By Pastor Akinola
INTRODUCTION Continuing from where we stopped at the last session, we shall X-ray more about the support network of Apostle Paul. We cannot overemphasize the issue of our network, because someone has rightly said, “Your network is your net worth”.
THE MAKING OF APOSTLE PAUL’S VOCATIONAL NETWORK
Apostle Paul had a vocational network to support his apostolic mission that was developed in the Mediterranean region. He spent about 10 years to establish this regional support network (during his second and third missionary journeys).
Outstanding Fellow Labourers
One of the characteristics of the fellow labourers in Paul’s network is the ability of being able to risk their lives for him. A couple named Aquilla and Priscilla possessed this quality as seen in Rom. 16:3-4. Paul found both of them in Corinth, as they were together in the tent-making trade, and he stayed with them, while also working with them. (Acts 18:2-3).
He took Aquilla and Priscilla and sailed to Antioch of Syria (Acts 18:18-26) and left them in Ephesus to minister to the brethren. Both of them met Apollos, an eloquent teacher from Alexandria (Acts 18:24), and they ‘took him aside and explained to him the way of God more accurately (vs. 26). Aquilla and Priscilla had a church in their house before Paul came. (Rom. 16:5; 1 Cor. 16:9). They were with Paul for fifteen years.

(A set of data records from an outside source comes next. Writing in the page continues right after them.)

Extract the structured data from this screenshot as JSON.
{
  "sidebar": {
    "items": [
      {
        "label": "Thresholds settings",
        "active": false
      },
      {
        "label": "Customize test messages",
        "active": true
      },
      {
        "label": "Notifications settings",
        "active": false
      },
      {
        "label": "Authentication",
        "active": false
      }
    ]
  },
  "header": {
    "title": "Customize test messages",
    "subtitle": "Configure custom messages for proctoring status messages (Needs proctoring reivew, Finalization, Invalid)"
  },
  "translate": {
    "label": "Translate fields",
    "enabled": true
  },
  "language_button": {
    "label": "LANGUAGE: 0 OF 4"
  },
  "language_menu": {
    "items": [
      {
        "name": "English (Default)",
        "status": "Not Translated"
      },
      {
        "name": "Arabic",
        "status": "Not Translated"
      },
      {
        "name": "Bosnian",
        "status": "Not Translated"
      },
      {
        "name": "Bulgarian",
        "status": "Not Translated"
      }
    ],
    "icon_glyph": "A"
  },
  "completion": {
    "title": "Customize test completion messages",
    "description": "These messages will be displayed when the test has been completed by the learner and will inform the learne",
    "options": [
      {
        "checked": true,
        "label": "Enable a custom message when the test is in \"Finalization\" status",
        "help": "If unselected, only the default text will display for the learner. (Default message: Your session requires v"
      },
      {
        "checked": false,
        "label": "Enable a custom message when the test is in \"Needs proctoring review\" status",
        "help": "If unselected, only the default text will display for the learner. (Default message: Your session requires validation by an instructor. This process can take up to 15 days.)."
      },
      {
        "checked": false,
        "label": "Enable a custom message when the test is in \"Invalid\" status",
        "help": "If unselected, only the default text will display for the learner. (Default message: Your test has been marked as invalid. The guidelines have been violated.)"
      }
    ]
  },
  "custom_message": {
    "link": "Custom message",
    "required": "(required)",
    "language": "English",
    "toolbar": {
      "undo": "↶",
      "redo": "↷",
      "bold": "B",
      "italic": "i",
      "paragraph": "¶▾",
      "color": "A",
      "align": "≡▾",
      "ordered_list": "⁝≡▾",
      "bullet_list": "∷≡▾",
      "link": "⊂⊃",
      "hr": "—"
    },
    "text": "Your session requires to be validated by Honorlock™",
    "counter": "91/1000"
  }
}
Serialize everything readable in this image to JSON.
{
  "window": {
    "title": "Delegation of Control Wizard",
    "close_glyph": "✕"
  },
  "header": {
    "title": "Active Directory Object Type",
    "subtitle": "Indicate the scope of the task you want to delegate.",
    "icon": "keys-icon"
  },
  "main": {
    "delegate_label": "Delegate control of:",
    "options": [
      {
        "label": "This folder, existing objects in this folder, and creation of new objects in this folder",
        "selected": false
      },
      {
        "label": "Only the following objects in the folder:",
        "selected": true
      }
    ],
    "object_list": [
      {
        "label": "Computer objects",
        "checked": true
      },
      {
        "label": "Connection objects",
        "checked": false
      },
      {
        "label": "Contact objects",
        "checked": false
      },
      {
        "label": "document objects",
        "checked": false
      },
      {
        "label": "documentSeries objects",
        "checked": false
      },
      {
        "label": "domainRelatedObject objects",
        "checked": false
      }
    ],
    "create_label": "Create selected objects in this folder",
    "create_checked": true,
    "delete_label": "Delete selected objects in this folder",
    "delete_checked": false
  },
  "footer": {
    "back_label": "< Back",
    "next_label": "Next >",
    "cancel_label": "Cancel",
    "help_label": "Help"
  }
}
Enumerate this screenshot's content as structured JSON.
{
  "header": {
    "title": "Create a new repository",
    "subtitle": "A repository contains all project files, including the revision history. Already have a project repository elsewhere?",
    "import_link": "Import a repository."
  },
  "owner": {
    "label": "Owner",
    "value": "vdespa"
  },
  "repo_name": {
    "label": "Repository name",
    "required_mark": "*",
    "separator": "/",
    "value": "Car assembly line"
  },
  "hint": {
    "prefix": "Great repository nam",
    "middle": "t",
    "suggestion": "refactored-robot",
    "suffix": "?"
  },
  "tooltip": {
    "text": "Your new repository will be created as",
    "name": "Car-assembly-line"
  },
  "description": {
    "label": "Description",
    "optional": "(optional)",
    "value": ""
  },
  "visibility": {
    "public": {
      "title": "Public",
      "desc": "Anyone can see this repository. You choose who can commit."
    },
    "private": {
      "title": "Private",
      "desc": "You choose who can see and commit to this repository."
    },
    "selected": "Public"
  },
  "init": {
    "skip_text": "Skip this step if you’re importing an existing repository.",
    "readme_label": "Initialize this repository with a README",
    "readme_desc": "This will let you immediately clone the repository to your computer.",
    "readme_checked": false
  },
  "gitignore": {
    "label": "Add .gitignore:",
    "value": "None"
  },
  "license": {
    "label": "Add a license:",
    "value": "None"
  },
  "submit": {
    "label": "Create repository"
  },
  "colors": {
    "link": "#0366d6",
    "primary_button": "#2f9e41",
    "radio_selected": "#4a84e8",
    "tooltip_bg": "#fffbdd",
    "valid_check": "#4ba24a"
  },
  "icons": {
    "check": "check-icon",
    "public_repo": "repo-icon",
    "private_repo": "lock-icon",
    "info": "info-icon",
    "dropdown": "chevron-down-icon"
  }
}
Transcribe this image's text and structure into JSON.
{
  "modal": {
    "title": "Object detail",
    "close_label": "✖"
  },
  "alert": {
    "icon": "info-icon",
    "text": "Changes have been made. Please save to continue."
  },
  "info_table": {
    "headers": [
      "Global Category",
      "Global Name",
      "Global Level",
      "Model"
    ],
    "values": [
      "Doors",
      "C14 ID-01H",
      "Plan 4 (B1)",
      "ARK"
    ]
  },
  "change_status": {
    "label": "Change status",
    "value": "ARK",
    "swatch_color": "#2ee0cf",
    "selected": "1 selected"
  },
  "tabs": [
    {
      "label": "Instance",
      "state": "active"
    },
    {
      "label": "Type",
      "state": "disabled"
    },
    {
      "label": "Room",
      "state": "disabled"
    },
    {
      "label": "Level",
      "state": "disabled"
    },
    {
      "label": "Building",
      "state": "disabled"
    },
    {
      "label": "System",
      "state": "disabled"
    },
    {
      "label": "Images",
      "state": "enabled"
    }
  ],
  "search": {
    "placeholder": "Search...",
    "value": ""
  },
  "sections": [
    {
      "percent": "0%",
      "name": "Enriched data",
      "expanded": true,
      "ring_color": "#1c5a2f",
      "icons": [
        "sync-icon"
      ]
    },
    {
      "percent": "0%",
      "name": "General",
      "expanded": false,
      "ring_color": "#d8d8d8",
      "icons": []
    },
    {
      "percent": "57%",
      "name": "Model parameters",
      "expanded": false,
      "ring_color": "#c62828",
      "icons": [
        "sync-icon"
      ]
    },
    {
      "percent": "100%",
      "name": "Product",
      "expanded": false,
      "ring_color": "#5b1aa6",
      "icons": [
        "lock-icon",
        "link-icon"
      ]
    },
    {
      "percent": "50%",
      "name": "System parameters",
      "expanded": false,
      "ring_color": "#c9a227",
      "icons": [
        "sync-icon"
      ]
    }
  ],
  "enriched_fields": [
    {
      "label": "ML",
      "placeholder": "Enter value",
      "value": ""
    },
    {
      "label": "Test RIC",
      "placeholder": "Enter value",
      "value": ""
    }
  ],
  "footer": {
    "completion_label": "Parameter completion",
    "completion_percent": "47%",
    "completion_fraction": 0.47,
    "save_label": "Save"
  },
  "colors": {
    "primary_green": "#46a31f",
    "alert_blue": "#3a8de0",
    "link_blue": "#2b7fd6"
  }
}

Another person was Dr. Luke, Paul’s fellow labourer and companion for a period of sixteen years. (Philem. 24; Acts 16:10; 21:8). He travelled with Paul by sea to Rome, and was the only person with Paul in Rome during his final imprisonment. (2 Tim 4:11). Paul also mentioned Erastus together with Timothy as “two of those who ministered to me” (Acts 19:22). Erastus was the Treasurer of the City (probably Ephesus). He was also with Paul as he wrote his epistle to the Romans while at Corinth. (Rom. 16:23).
Gaius and Aristarchus, both Macedonians, were Paul’s travelling companions. They were seized by the people who rushed into theatre with one accord, when Ephesus was filled with confusion (Acts 19:29). Gaius was Paul’s host and the host of the whole Church. (Rom 16:23). Gaius also was with Paul at Corinth when he wrote to the Romans. Aristarchus sailed with Paul to Italy. (Acts 27:2) and was his fellow prisoner at Rome. (Col. 4:10).
PAUL’S MINISTRY ASSOCIATES
Paul also had some full-time ministry associates, who were strategically positioned in the 5-fold ministries. A few of these will be mentioned here, and we will mention more in the next session.
Epaphras was an intercessor who “always laboured fervently for (the Colosians) in prayers, that they might stand perfect and complete in all the will of God”. (Col. 4:12). He was also Paul’s fellow prisoner at Rome. (Philem. 23). Nymphas of Laodicea had a church meeting in his house (Col. 4:15). Phoebe was a woman leader or pastor in Cenchrea (Rom. 16:1).
Paul also had two Thessalonian companions, Aristarchus and Secundus, Asian companions, Gaius of Derbe, Timothy, Tychicus and Trophimus (Acts 20:4), as well as Sopater of Berea, who accompanied Paul from Macedonia to Asia, a journey in which the Jews plotted against Paul. Sosipater (also called Sopater) was also with him as he wrote the letter to the Romans at Corinth. (Rom. 16:21).
We will conclude on these associates of Paul in the next session, and look at how we can make the best from our associates. These are rare nuggets for ministry breakthroughs.